This was mainly because English forests were becoming extinct and there was no sufficient fuel for the smelting and forging process. The solution was to come with Abraham Darby in the beginning of the eighteenth century and his coke-smelting process, a major shift in the way of treating iron. Richards and Hunt (1950) explain that “ he reduced coal to coke – by which stage it has lost most of its sulphur and become almost pure carbon (…
) and with this he found that good pig-iron could be produced from the rough ore” (p. 21). This process was not made public until Darby’s son did, turning the city of Coalbrookdale one of the most outstanding coal centres in England. Another crucial development was Henry Cort’s puddling process by which the iron produced did not contain carbon and was much more durable, being at the same time as agile as the previous used by Darby. After all this improvements and changes the Iron Age began in Britain.
ConsequencesAs pointed out by Newton (2010), the Industrial Revolution reformed and renovated many aspects of the British society from economy to demography, and by the end of the eighteenth century, the metropolitan centres became known scenery due to the rising population moving closer to factory areas. Technological improvements also developed a breakthrough in capitalism, which led to the replacement of land owners by industrial capitalists as commanders of Britain’s economical power. According to Bond, Gingerich, Purcel, and Maclem (2003), in the social aspect, industrialization brought considerable changes. The implementation of the enclosure movement left thousands of workers unemployed, who were forced to unwillingly move to industrialised areas with their families. As the population increased, towns grew around factories and entire families survived under extremely unhealthy conditions.
Furthermore, scarcity made it impossible for numerous families to maintain a standard of living, and as a result, most of the members were to work, even small children who were usually sent to textile factories at about the age of eight. This chaotic situation led to the rupture of family bonds and the lack of education for children, who usually became illiterate workers. As regards economy, Richards and Hunt (1950) remark that “ the result (…
) was a vast increase in production and hence in the national wealth” (p. 26). By the middle nineteenth century England had become an affluent power and was one of the major manufacturing countries in Europe, which was a crucial factor to maintain the level of education and economical prosperity in the whole nation. Added to this was the creation of novelty industrial forces, such as the engineering industry and others as original and unique. It is worth mentioning that these new factories developed more and new tools and materials to aid the neighbouring branches. In the politics field, as claimed by Bond et al.
(2003), a shift in the electoral system was urgent and urged by the increasing power of the working class.
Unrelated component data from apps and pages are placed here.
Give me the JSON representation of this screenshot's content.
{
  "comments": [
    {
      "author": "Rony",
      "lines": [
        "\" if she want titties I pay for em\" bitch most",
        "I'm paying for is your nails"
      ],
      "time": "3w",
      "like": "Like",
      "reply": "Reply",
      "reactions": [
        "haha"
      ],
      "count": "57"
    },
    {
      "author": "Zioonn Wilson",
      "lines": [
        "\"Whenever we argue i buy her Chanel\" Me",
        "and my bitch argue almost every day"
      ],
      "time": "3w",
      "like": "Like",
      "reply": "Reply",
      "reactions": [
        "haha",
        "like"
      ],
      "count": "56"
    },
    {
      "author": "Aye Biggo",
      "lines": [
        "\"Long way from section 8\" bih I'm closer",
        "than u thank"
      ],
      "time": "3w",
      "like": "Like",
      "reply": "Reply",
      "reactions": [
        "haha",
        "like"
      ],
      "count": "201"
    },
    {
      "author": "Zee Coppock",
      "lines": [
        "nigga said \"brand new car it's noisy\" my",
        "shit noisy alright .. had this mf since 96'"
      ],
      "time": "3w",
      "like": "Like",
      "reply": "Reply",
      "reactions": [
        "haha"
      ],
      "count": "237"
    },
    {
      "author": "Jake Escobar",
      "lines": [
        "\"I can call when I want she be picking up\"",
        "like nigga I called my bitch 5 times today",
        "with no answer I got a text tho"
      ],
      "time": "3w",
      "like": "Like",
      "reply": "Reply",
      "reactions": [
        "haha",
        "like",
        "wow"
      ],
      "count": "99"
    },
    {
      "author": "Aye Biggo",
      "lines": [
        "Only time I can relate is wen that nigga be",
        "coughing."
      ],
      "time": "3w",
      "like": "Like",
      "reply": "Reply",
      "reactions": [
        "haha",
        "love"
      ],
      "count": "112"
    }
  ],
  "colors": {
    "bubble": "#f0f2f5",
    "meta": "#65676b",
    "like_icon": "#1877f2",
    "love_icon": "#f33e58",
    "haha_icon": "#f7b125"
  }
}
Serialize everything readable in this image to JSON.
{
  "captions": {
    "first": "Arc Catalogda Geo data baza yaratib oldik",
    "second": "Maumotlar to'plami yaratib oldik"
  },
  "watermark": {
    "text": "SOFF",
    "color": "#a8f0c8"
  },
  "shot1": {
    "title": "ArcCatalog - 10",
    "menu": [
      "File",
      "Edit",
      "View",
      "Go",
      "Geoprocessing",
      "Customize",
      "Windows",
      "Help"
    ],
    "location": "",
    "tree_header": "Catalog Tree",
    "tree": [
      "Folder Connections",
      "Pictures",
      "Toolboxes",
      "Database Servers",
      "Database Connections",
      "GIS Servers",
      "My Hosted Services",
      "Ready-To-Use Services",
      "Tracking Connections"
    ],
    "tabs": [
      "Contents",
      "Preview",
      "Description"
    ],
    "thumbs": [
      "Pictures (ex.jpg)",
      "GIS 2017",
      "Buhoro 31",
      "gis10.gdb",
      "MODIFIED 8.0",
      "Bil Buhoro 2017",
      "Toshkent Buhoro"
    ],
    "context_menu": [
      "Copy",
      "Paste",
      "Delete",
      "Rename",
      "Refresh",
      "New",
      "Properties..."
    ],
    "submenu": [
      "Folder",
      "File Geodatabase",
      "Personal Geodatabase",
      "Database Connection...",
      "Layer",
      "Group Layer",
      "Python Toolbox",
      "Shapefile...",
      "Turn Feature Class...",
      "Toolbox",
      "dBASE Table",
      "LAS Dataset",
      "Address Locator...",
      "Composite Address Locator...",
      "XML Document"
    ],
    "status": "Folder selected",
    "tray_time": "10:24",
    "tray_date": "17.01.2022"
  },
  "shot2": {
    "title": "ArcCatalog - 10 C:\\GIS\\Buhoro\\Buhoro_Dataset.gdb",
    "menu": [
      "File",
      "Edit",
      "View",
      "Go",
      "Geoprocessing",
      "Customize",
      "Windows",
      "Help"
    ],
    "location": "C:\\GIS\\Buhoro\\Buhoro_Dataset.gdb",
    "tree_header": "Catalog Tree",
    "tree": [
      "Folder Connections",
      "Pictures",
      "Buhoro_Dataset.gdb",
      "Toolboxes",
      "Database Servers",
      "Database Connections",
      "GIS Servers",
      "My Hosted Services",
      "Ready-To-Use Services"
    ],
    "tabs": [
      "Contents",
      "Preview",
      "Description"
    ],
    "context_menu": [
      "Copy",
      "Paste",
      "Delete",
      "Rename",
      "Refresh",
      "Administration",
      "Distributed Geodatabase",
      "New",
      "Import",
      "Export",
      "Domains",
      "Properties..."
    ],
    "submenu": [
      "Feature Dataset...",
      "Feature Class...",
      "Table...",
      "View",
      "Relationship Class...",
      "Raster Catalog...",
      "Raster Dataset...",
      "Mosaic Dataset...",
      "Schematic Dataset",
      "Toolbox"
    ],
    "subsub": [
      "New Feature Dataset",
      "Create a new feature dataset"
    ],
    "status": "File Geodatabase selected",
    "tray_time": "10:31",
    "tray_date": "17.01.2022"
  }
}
This gave birth to the Reform Bill of 1832, which brought a larger quantity of men to vote and enabled the lower classes to take part in some minor decisions. In the middle nineteenth century, the working class gathered and asked for several changes to the Parliamentary system, which were based on a radical document written by the Working Men’s Association. This became known as the Chartism ideology and demanded, as Bond et al. (2003) state, “ universal male suffrage, annual parliaments, vote by ballot and equal electoral constituencies” (p. 4).
ConclusionIt is a foregone conclusion that the Industrial Revolution in England brought radical changes in several aspects of life and enabled the creation of new and sophisticated improvements which are still used in these days. Although there were some adverse circumstances due to it, it is an undoubted fact that such crucial events in history are compulsory to give birth to renewed and prosper eras.